DATA PROVIDED:
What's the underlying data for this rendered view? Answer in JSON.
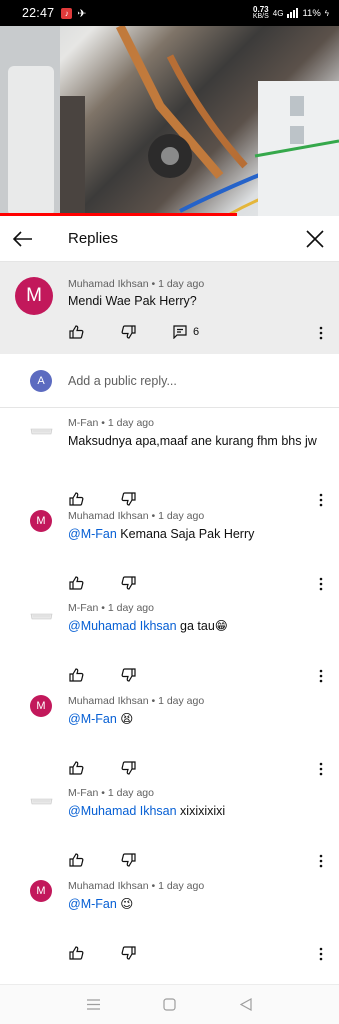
{
  "status": {
    "time": "22:47",
    "speed_value": "0.73",
    "speed_unit": "KB/S",
    "network": "4G",
    "battery": "11%"
  },
  "video": {
    "progress_fraction": 0.7
  },
  "header": {
    "title": "Replies"
  },
  "parent_comment": {
    "author": "Muhamad Ikhsan",
    "time": "1 day ago",
    "avatar_letter": "M",
    "text": "Mendi Wae Pak Herry?",
    "reply_count": "6"
  },
  "add_reply": {
    "avatar_letter": "A",
    "placeholder": "Add a public reply..."
  },
  "replies": [
    {
      "author": "M-Fan",
      "time": "1 day ago",
      "avatar": "logo",
      "mention": "",
      "text": "Maksudnya apa,maaf ane kurang fhm bhs jw"
    },
    {
      "author": "Muhamad Ikhsan",
      "time": "1 day ago",
      "avatar": "M",
      "mention": "@M-Fan",
      "text": " Kemana Saja Pak Herry"
    },
    {
      "author": "M-Fan",
      "time": "1 day ago",
      "avatar": "logo",
      "mention": "@Muhamad Ikhsan",
      "text": " ga tau😁"
    },
    {
      "author": "Muhamad Ikhsan",
      "time": "1 day ago",
      "avatar": "M",
      "mention": "@M-Fan",
      "text": " 😫"
    },
    {
      "author": "M-Fan",
      "time": "1 day ago",
      "avatar": "logo",
      "mention": "@Muhamad Ikhsan",
      "text": " xixixixixi"
    },
    {
      "author": "Muhamad Ikhsan",
      "time": "1 day ago",
      "avatar": "M",
      "mention": "@M-Fan",
      "text": " 😉"
    }
  ],
  "meta_separator": " • ",
  "colors": {
    "accent": "#065fd4",
    "avatar_m": "#c2185b",
    "avatar_a": "#5c6bc0",
    "progress": "#ff0000"
  }
}
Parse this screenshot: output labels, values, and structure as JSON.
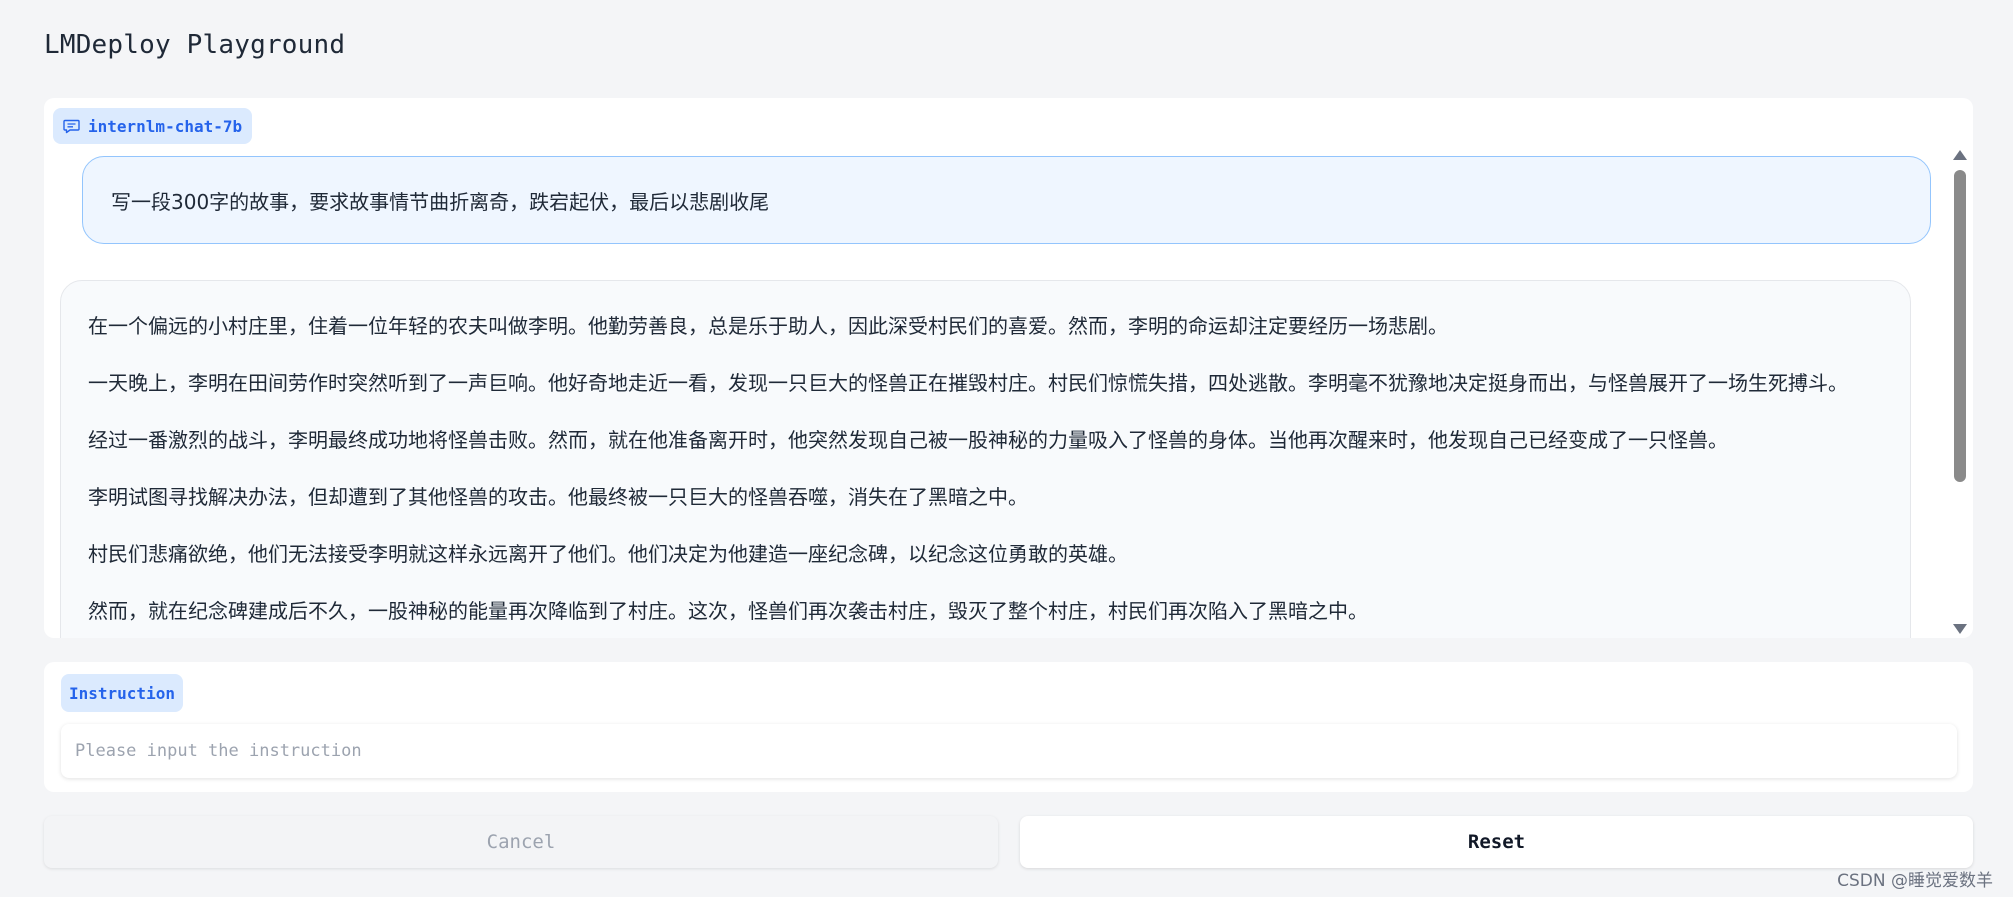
{
  "app": {
    "title": "LMDeploy Playground"
  },
  "chat": {
    "model_label": "internlm-chat-7b",
    "user_message": "写一段300字的故事，要求故事情节曲折离奇，跌宕起伏，最后以悲剧收尾",
    "bot_paragraphs": [
      "在一个偏远的小村庄里，住着一位年轻的农夫叫做李明。他勤劳善良，总是乐于助人，因此深受村民们的喜爱。然而，李明的命运却注定要经历一场悲剧。",
      "一天晚上，李明在田间劳作时突然听到了一声巨响。他好奇地走近一看，发现一只巨大的怪兽正在摧毁村庄。村民们惊慌失措，四处逃散。李明毫不犹豫地决定挺身而出，与怪兽展开了一场生死搏斗。",
      "经过一番激烈的战斗，李明最终成功地将怪兽击败。然而，就在他准备离开时，他突然发现自己被一股神秘的力量吸入了怪兽的身体。当他再次醒来时，他发现自己已经变成了一只怪兽。",
      "李明试图寻找解决办法，但却遭到了其他怪兽的攻击。他最终被一只巨大的怪兽吞噬，消失在了黑暗之中。",
      "村民们悲痛欲绝，他们无法接受李明就这样永远离开了他们。他们决定为他建造一座纪念碑，以纪念这位勇敢的英雄。",
      "然而，就在纪念碑建成后不久，一股神秘的能量再次降临到了村庄。这次，怪兽们再次袭击村庄，毁灭了整个村庄，村民们再次陷入了黑暗之中。"
    ]
  },
  "instruction": {
    "label": "Instruction",
    "placeholder": "Please input the instruction",
    "value": ""
  },
  "buttons": {
    "cancel": "Cancel",
    "reset": "Reset"
  },
  "watermark": "CSDN @睡觉爱数羊"
}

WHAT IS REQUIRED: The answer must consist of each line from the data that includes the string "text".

OUTPUT FOR THIS TASK:
    "text": "Mendi Wae Pak Herry?",
      "text": "Maksudnya apa,maaf ane kurang fhm bhs jw"
      "text": " Kemana Saja Pak Herry"
      "text": " ga tau😁"
      "text": " 😫"
      "text": " xixixixixi"
      "text": " 😉"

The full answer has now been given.